If that in fact proves to be the case, then, this sobering result of the electoral process may turn out to be the most important consequence of what has been anything but an ordinary democratic election.
Speaking at his campaign headquarters in Moscow on Sunday evening, Putin noted that the Communist party and its leader, Gennady Zyuganov, had done far better than the polls had predicted "even though -- let us be direct and honest about this -- they did not have many opportunities in the media, especially the electronic media." And he added "there are many people in the country who are not satisfied with the state of things. People are tired, things are tough for them, and they expect better things from me. But, of course, miracles don't occur."
On the one hand, Putin's remarks highlight the ways in which this election to succeed Boris Yeltsin was substantively undemocratic -- even though the actual voting appears to have been more or less procedurally correct.
But on the other, Putin's open acknowledgement of the continuing strength of his opponents may lead to a new and different relationship between the executive and legislative branches of the Russian government, one that may not generate more reform but one that could in the end contribute to the institutionalization of democracy in Russia.
Many people in both Russia and the West had expected the Russian presidential vote in 2000 to complete both the destruction of communism and the institutionalization of democracy. It has done neither. The communists remain the largest opposition party, entirely capable of playing a major role in the life of the Russian Federation far into the future. And democracy remains far from fully institutionalized as well.
Instead of proving to be the first genuinely democratic transfer of power in the history of Russia, the handoff from Yeltsin to Putin guaranteed that the vote in 2000 would be anything but that.
First, Yeltsin's timely resignation allowed Putin to exploit the powers of incumbency and the popularity of his campaign in Chechnya without his opponents being able to rally their forces against him.
Second, as Putin himself implicitly acknowledged last night, the government's ability to control the still largely state-owned electronic media from which most Russians get their news and information allowed him to define the terms on which the election would be contested.
And third, despite his occasional swipes at regional leaders, the oligarchs and other members of the party of power, Putin has been able to use the powers of incumbency in ways that have led most of them to back him largely out of a sense on their part that they have no choice to do otherwise.

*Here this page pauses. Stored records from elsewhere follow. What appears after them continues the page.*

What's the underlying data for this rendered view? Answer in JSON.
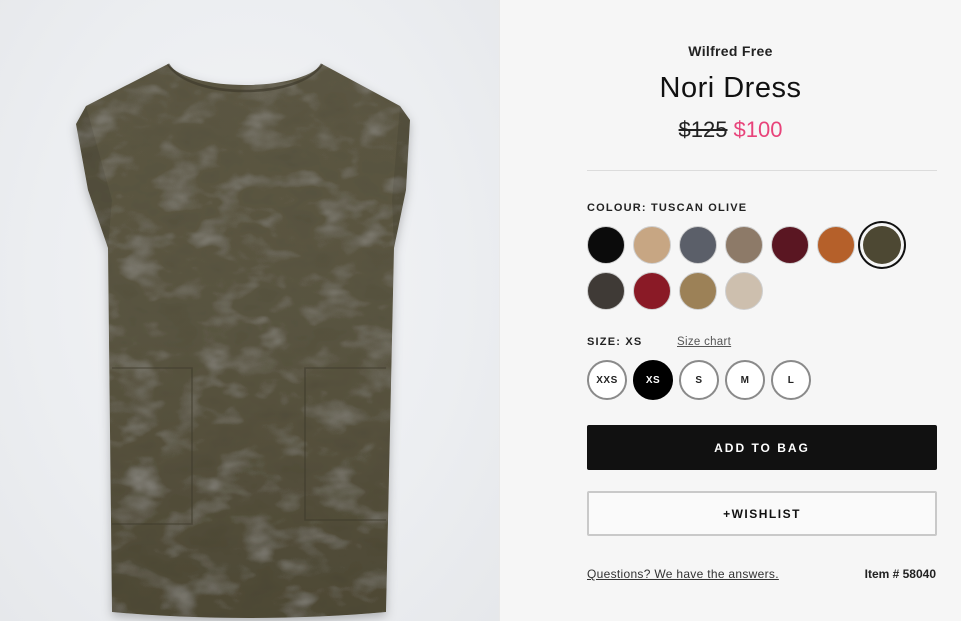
{
  "product": {
    "brand": "Wilfred Free",
    "name": "Nori Dress",
    "price_original": "$125",
    "price_sale": "$100",
    "image_alt": "Olive suede shift dress"
  },
  "colour": {
    "label": "COLOUR: TUSCAN OLIVE",
    "selected_index": 6,
    "swatches": [
      {
        "name": "black",
        "color": "#0b0b0b"
      },
      {
        "name": "camel",
        "color": "#c7a683"
      },
      {
        "name": "charcoal-blue",
        "color": "#5b5f69"
      },
      {
        "name": "taupe",
        "color": "#8d7a68"
      },
      {
        "name": "burgundy",
        "color": "#5a1622"
      },
      {
        "name": "cognac",
        "color": "#b5602a"
      },
      {
        "name": "tuscan-olive",
        "color": "#4d4833"
      },
      {
        "name": "dark-brown",
        "color": "#3f3a36"
      },
      {
        "name": "red",
        "color": "#8a1a26"
      },
      {
        "name": "tan",
        "color": "#9c8157"
      },
      {
        "name": "oatmeal",
        "color": "#cdbfae"
      }
    ]
  },
  "size": {
    "label": "SIZE: XS",
    "chart_link": "Size chart",
    "options": [
      "XXS",
      "XS",
      "S",
      "M",
      "L"
    ],
    "selected": "XS"
  },
  "actions": {
    "add_to_bag": "ADD TO BAG",
    "wishlist": "+WISHLIST"
  },
  "footer": {
    "questions_link": "Questions? We have the answers.",
    "item_number": "Item # 58040"
  },
  "colors": {
    "sale_price": "#e8437a",
    "button_dark": "#111111",
    "dress": "#5a5540"
  }
}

All of which suggests that there are still far too few competitively available political resources in the Russian political system for it to be called an institutionalized democracy, even though this vote -- like others since 1991 -- could come to represent a step in that direction.
The reason for such relative optimism in the end is also contained in Putin's remarks, in his acceptance of the fact that there are other political forces in Russia that he must attend to and work with.
Because his remarks in the first instance concern the communists, Putin's words may simply presage a further rapprochement between him and the Communists. Putin has already shown himself prepared to move in that direction as when he backed the election in January of a communist as Duma speaker. And at least one defeated presidential candidate, Grigoriy Yavlinsky, suggested that there was really no significant difference between Putin and the Communist leader Zyuganov.
Such an alliance almost certainly would presage a backing away from some aspects of economic reform. But it would not necessarily mean a retreat from democracy, given that almost 80 percent of the electorate voted for either Putin or Zyuganov. Indeed, it might become the basis for a new and more cooperative relationship between the legislative and executive branches, albeit one that few of those committed to reforms would find attractive.
But on the other hand, this new recognition by Putin of the power of those who oppose him -- nearly 50 percent of the total electorate -- could lead him to try to build the kind of coalitions that are the very essence of the process of democratic government rather than ignoring and isolating those who oppose him as his predecessor, Boris Yeltsin, often did.
If either of these developments does take place, then the Russian presidential election of 2000 may prove to be a breakthrough, even though so many aspects of it were anything but.